Supplied material:
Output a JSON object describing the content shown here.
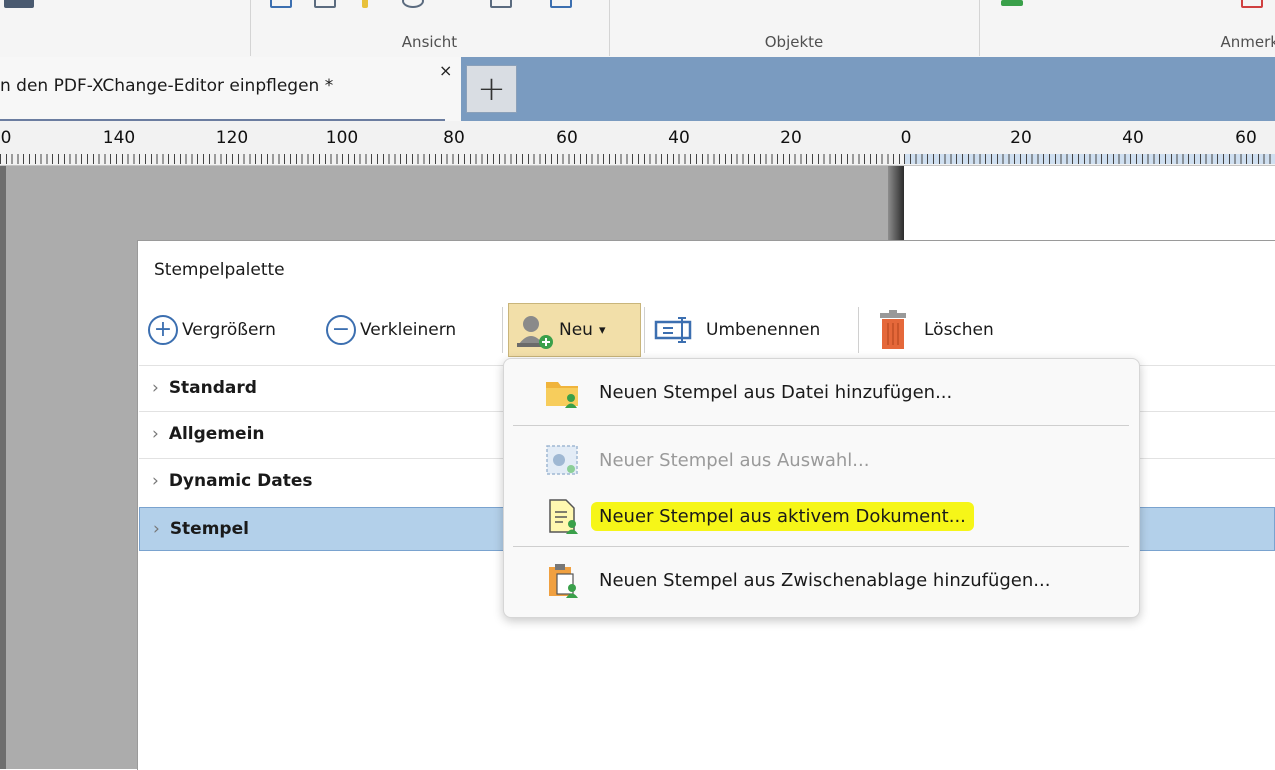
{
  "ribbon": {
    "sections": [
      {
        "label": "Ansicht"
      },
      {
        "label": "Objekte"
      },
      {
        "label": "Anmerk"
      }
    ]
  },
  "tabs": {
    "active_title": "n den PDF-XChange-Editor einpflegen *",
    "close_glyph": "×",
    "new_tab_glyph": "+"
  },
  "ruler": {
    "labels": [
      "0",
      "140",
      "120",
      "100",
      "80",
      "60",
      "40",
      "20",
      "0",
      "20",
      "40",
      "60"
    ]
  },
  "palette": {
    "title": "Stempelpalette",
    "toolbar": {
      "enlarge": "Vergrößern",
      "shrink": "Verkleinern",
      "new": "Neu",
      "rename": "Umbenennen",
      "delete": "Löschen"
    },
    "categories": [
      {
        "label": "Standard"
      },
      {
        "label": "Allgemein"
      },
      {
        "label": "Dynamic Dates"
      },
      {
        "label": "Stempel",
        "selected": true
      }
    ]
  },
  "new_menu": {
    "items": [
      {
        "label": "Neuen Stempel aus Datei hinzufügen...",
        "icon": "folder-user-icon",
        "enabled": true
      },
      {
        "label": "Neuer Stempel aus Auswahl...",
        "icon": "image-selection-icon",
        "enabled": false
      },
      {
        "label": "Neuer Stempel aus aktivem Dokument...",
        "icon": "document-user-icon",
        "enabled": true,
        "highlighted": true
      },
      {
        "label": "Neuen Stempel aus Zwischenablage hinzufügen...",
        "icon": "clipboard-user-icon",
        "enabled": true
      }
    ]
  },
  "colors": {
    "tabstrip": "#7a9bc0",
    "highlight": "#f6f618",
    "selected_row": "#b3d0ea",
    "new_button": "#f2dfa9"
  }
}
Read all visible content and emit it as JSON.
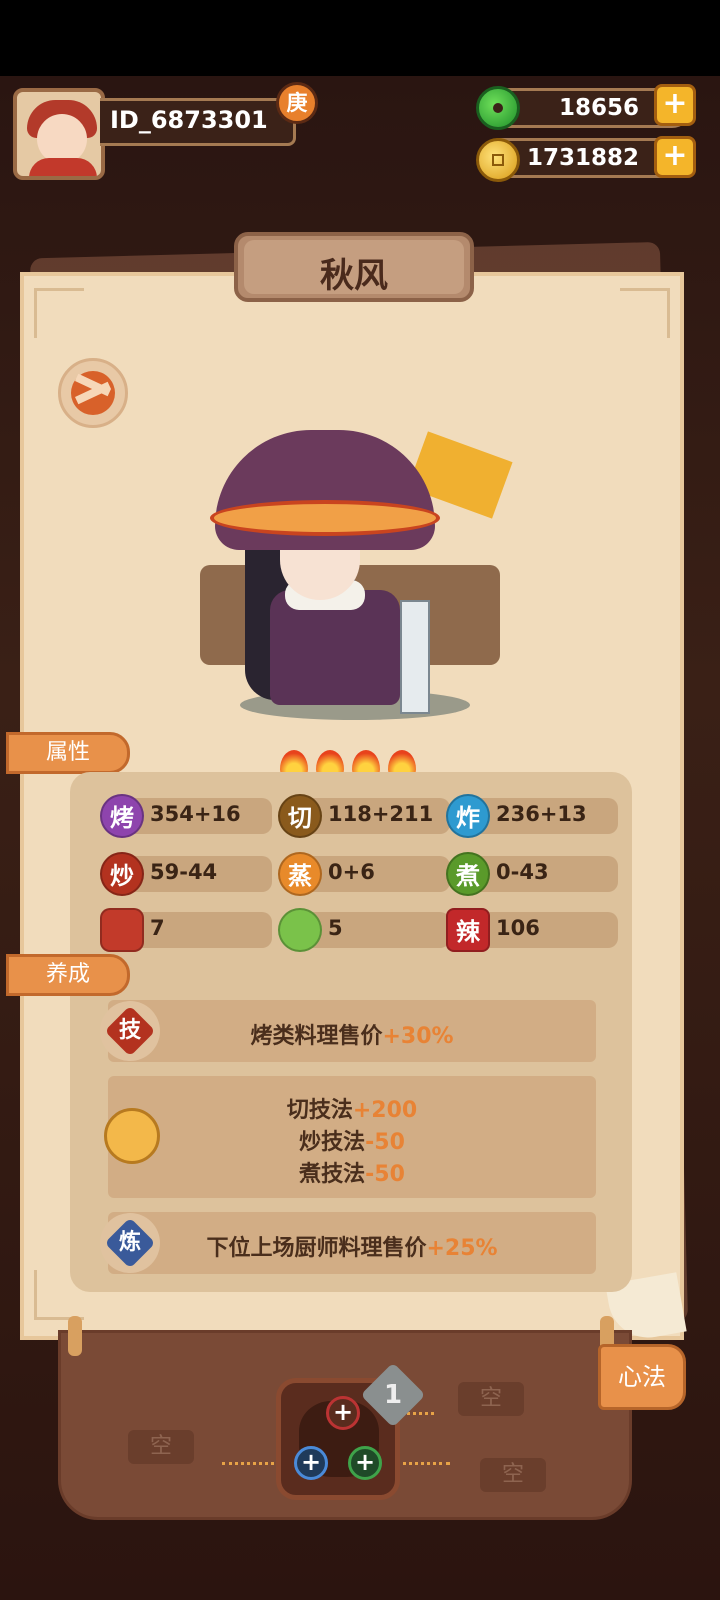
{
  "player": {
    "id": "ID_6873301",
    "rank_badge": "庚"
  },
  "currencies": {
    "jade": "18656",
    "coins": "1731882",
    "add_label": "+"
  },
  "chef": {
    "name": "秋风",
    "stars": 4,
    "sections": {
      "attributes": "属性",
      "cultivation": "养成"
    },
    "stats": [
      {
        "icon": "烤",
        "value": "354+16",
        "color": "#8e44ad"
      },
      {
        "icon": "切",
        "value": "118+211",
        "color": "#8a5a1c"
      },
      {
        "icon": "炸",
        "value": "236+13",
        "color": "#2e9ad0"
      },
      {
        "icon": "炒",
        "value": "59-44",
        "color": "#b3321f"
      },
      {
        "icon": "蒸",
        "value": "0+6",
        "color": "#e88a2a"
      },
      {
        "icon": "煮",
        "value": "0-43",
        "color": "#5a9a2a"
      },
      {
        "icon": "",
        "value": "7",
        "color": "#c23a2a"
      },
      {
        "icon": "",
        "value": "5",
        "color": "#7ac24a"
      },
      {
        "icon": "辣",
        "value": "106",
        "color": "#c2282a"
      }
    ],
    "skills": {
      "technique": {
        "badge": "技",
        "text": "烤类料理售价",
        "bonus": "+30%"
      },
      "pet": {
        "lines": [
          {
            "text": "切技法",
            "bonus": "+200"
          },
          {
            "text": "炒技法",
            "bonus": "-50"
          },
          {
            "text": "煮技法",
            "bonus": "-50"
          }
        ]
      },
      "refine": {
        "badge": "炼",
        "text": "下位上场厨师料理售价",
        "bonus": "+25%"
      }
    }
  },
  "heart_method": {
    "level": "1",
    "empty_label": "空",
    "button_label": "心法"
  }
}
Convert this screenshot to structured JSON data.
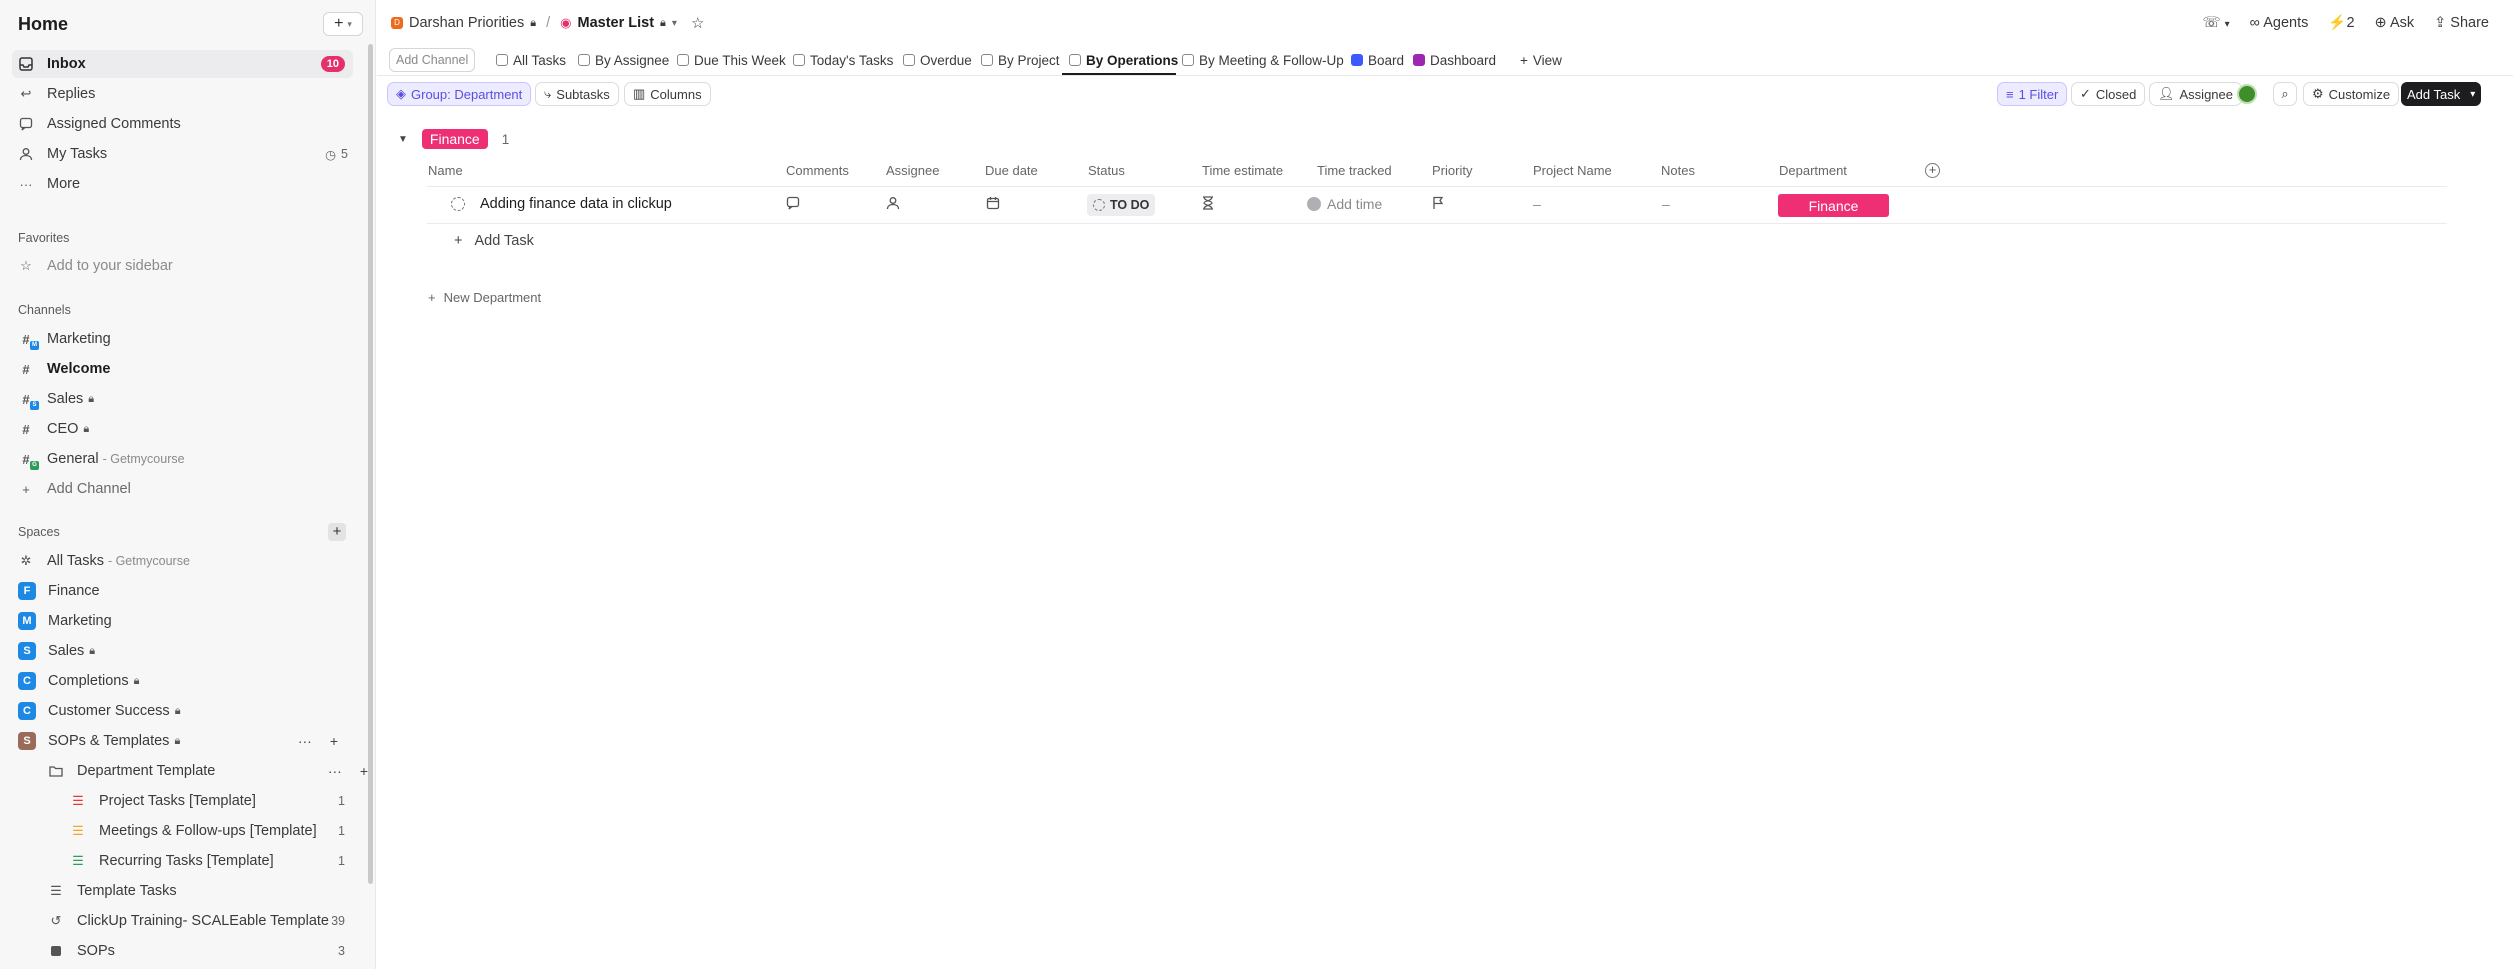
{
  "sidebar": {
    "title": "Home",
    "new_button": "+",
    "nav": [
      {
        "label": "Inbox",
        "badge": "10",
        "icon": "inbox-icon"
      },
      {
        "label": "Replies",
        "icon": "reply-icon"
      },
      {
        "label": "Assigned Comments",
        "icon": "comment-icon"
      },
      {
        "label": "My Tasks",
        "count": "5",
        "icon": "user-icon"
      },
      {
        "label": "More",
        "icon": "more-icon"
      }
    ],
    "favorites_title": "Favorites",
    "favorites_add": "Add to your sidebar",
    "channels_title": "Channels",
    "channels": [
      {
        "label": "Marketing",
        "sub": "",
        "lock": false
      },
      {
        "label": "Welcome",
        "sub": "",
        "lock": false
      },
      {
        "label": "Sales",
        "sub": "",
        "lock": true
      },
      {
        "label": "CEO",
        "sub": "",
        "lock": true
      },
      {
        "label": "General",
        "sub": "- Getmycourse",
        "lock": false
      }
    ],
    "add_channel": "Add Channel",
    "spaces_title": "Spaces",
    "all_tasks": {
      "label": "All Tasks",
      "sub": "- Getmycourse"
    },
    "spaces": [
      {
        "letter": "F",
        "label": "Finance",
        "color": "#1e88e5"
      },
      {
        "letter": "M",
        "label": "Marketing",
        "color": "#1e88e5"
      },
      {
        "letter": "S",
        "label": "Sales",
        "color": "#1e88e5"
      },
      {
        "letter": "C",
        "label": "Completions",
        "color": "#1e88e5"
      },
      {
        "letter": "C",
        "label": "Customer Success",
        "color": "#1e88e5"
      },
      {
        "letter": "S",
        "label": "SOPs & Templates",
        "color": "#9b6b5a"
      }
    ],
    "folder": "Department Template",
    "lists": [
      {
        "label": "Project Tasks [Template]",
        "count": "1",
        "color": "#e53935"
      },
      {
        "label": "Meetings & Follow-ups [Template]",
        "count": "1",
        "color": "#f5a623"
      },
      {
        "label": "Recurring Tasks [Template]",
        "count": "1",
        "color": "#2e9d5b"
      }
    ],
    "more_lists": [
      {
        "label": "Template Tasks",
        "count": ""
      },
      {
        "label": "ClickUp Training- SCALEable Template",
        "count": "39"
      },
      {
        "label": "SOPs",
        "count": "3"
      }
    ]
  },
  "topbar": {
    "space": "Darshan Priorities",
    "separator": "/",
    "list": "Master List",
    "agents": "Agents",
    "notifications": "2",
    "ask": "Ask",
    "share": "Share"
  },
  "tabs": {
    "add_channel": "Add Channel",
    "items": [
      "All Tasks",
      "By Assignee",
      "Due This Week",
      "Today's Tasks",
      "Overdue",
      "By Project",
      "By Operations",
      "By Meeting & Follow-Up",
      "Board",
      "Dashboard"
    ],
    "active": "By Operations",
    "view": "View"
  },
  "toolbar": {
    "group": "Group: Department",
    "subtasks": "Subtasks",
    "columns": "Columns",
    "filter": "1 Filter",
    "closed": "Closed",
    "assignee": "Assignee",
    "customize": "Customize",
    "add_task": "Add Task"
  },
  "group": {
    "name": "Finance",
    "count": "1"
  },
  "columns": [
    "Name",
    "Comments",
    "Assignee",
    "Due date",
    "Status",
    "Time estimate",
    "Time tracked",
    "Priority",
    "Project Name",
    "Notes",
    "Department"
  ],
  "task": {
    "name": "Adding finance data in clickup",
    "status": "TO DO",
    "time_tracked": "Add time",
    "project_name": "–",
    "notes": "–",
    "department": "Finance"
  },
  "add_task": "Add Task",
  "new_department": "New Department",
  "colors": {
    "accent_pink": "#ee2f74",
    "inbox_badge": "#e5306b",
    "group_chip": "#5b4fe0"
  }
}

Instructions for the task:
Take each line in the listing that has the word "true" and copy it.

Answer to the exercise:
        "selected": true
        "enabled": true
        "enabled": true,
        "highlighted": true
        "enabled": true
        "lock": true
        "lock": true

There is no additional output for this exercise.